At Cold Spring Harbor Laboratory last week (, I had the great pleasure and privilege of working with brilliant international post-doctoral scientists and graduate students whose research interests lie in the challenging fields of cancer, neuroscience, plant genetics, genomics, and bioinformatics. Much of their writing is necessarily laden with passive descriptions of methodology, objective analyses of results, and detached statements of conclusion—hallmarks of the disinterested scientist.

Despite living in such an empirical world, these scientists realize that they must write convincingly for a successful funding proposal. To ground them on the difference between writing objectively and persuasively, I explained that the significance of the grant application appears not in the content language (the hard data) but in the context language (the interpretive expressions).

Much easier said than done? You bet. The content is the unchangeable, factual information; the context is the dynamic commentary that makes or breaks the writer. On the positive side, the context language could make writers appear insightful, focused, concerned, and credible; on the negative side, it could make them seem inobservant, careless, hyperbolic, or incredulous. A lot is at stake here.

To purchase your copy of The Art of On-the-Job Writing by Philip Vassallo, click here:

Friday, January 12, 2007

An Essential Guide for Parents, Students, and Teachers

BOOK REVIEW: Encouraging Your Child’s Writing Talent by Nancy Peterson. Waco: Prufrock Press, 2006. 161 pp. $14.95. Paper.

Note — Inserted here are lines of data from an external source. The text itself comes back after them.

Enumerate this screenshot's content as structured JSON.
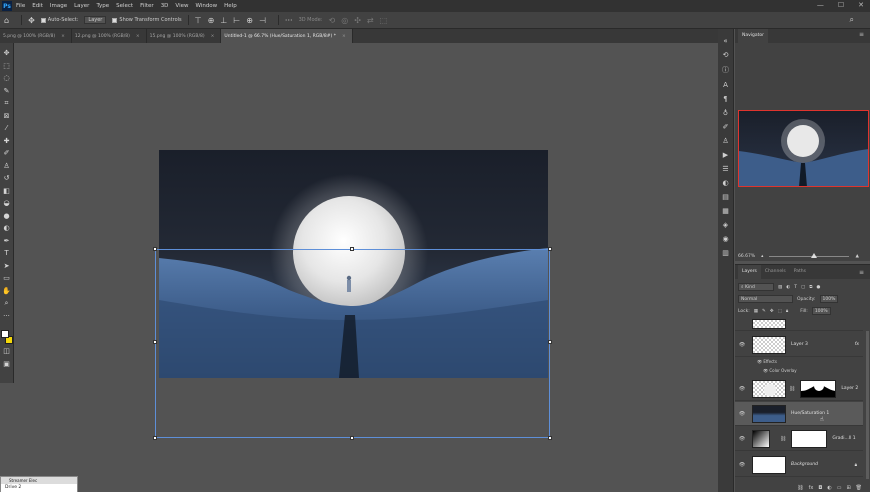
{
  "menubar": {
    "logo": "Ps",
    "items": [
      "File",
      "Edit",
      "Image",
      "Layer",
      "Type",
      "Select",
      "Filter",
      "3D",
      "View",
      "Window",
      "Help"
    ],
    "window_controls": [
      "—",
      "☐",
      "✕"
    ]
  },
  "options_bar": {
    "auto_select_label": "Auto-Select:",
    "auto_select_value": "Layer",
    "show_transform_label": "Show Transform Controls",
    "three_d_mode": "3D Mode:"
  },
  "tabs": [
    {
      "label": "5.png @ 100% (RGB/8)",
      "active": false
    },
    {
      "label": "12.png @ 100% (RGB/8)",
      "active": false
    },
    {
      "label": "15.png @ 100% (RGB/8)",
      "active": false
    },
    {
      "label": "Untitled-1 @ 66.7% (Hue/Saturation 1, RGB/8#) *",
      "active": true
    }
  ],
  "navigator": {
    "tab": "Navigator",
    "zoom": "66.67%"
  },
  "layers_panel": {
    "tabs": [
      "Layers",
      "Channels",
      "Paths"
    ],
    "kind": "Kind",
    "blend_mode": "Normal",
    "opacity_label": "Opacity:",
    "opacity_value": "100%",
    "lock_label": "Lock:",
    "fill_label": "Fill:",
    "fill_value": "100%",
    "layers": [
      {
        "name": "Layer 3",
        "fx": "fx"
      },
      {
        "name": "Effects"
      },
      {
        "name": "Color Overlay"
      },
      {
        "name": "Layer 2"
      },
      {
        "name": "Hue/Saturation 1"
      },
      {
        "name": "Gradi...ll 1"
      },
      {
        "name": "Background"
      }
    ]
  },
  "mini_panel": {
    "title": "Streamer Elec",
    "body": "Drive 2"
  },
  "colors": {
    "foreground": "#ffffff",
    "background": "#f5d90a",
    "selection_border": "#5e8fd8",
    "navigator_frame": "#e0342e"
  }
}
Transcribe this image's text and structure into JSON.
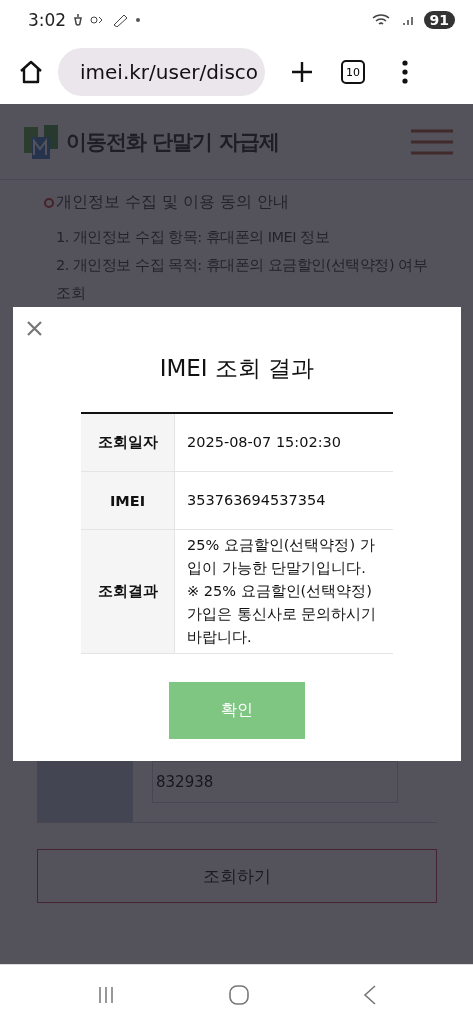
{
  "status_bar": {
    "time": "3:02",
    "battery": "91"
  },
  "browser": {
    "url": "imei.kr/user/disco",
    "tab_count": "10"
  },
  "site": {
    "title": "이동전화 단말기 자급제",
    "notice_heading": "개인정보 수집 및 이용 동의 안내",
    "notice_items": [
      "1. 개인정보 수집 항목: 휴대폰의 IMEI 정보",
      "2. 개인정보 수집 목적: 휴대폰의 요금할인(선택약정) 여부 조회"
    ],
    "code_field": {
      "value": "832938"
    },
    "submit_button": "조회하기"
  },
  "modal": {
    "title": "IMEI 조회 결과",
    "rows": [
      {
        "label": "조회일자",
        "lines": [
          "2025-08-07 15:02:30"
        ]
      },
      {
        "label": "IMEI",
        "lines": [
          "353763694537354"
        ]
      },
      {
        "label": "조회결과",
        "lines": [
          "25% 요금할인(선택약정) 가입이 가능한 단말기입니다.",
          "※ 25% 요금할인(선택약정) 가입은 통신사로 문의하시기 바랍니다."
        ]
      }
    ],
    "confirm_button": "확인"
  }
}
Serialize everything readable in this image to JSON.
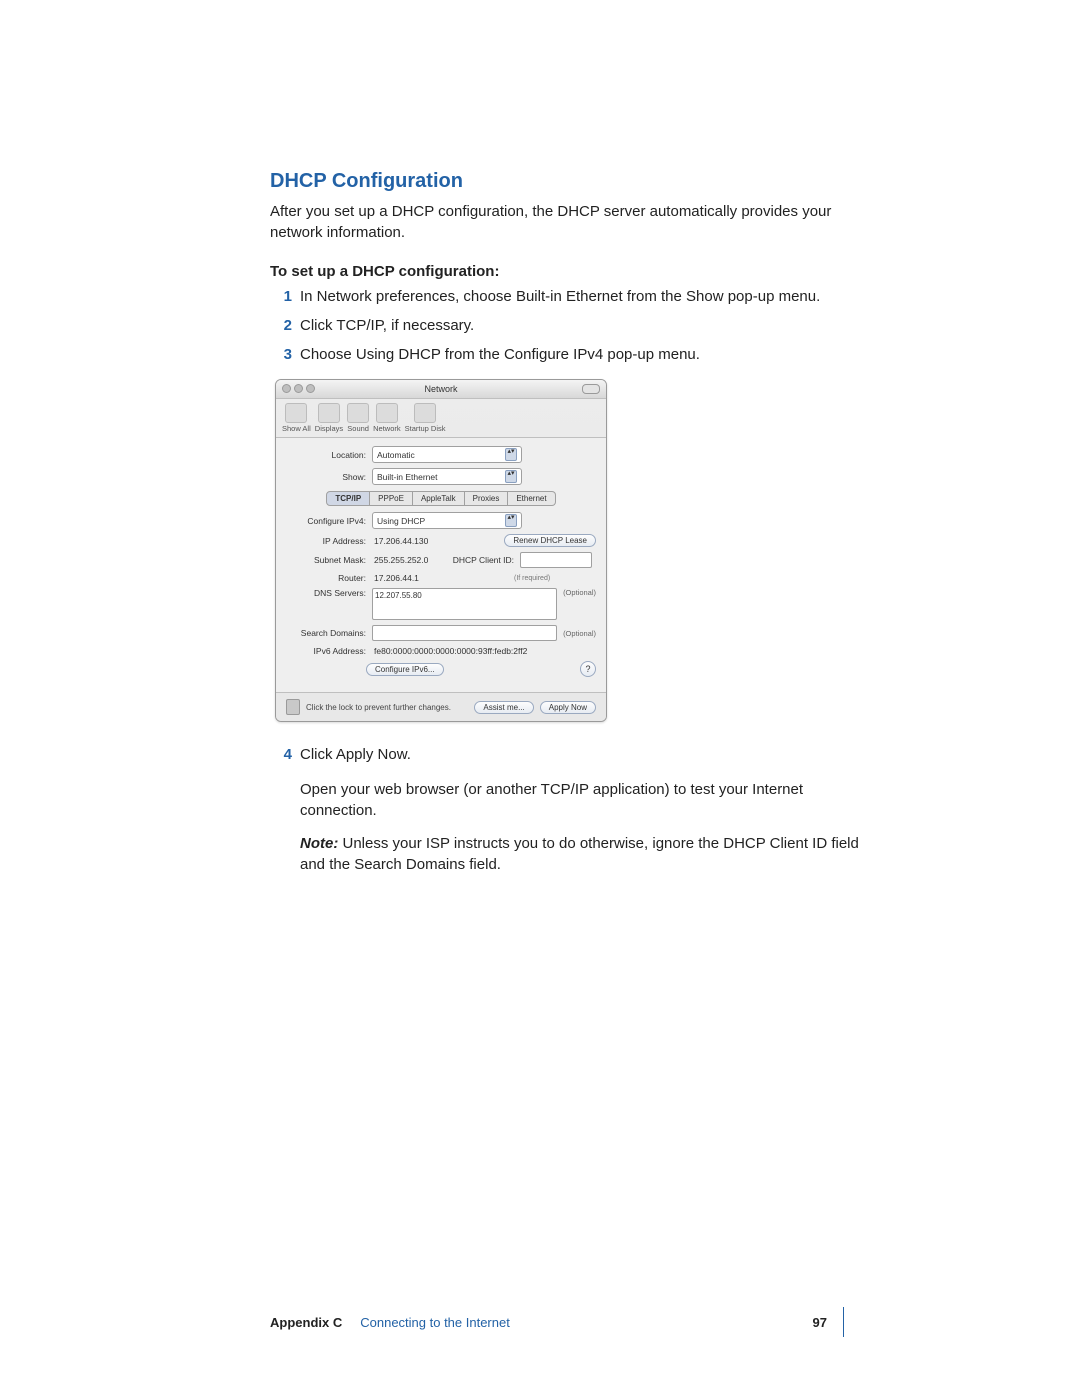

The question pops up frequently in my writing classes: “Phil, would you recommend a book I can read to help my child become a better writer?” My answer is always, “Yes,” but rarely is it “You must start with this book.”

Until now. Nancy Peterson’s Encouraging Your Child’s Writing Talent is a quick read, chock full of valuable information and eye-opening insights. In five quick chapters replete with illustrations, reference lists, and penetrating insights, and practical advice, Peterson manages to provide an excellent primer for parents of beginning elementary-age writers as well as useful material for the classroom composition teacher. Just a glimpse of the chapter titles should suffice in convincing a parent or teacher that the book is worth a look: Your Child—A Writer, What Your Child Needs as a WriterWorking with the School to Encourage Your Child as a Writer, What You Can Do at Home for Your Gifted Writer, and Enrichment Resources for Your Young Writer. Better yet, the author comes through on what she promises to deliver.

Peterson’s conclusion cleverly describes helping children “take off” as writers by borrowing from the Wright Brothers’ three-stage approach to flight: lift, control, propulsion—inspire them, hone their skills, and keep them energized. Undoubtedly, this metaphor relates to adult writers as well.

To purchase your copy of The Art of On-the-Job Writing by Philip Vassallo, click here:

Friday, January 05, 2007

Webcast: How To Write a Darn Good E-Mail

On October 6, 2006, I had the great pleasure of presenting a webcast with Richard Bradley, Faculty Practitioner of the American Management Association (AMA), titled How To Write a Darn Good E-Mail.

The premise of the 45-minute program was that e-mail presents numerous opportunities—as well as challenges—for employees to deliver their organization’s message. Richard and I covered several key points to help you maximize your e-communication skills:
  • getting started quickly
  • writing attention-getting subject lines, openings, and closings
  • creating clear, concise e-mail that gets results
  • maintaining a professional tone
  • polishing your e-mail to perfection

I assure you: checking out this free webcast from your home or office is time well spent. Here’s the link to the webcast:

We also previewed the new, exciting one-day seminar, AMA’s e-Communications Workshop, which I designed for the organization. It’s a great course because of its interactive, high-tech approach to training. There’s no other workshop like it. Here is the link to the seminar:

To purchase your copy of The Art of On-the-Job Writing by Philip Vassallo, click here: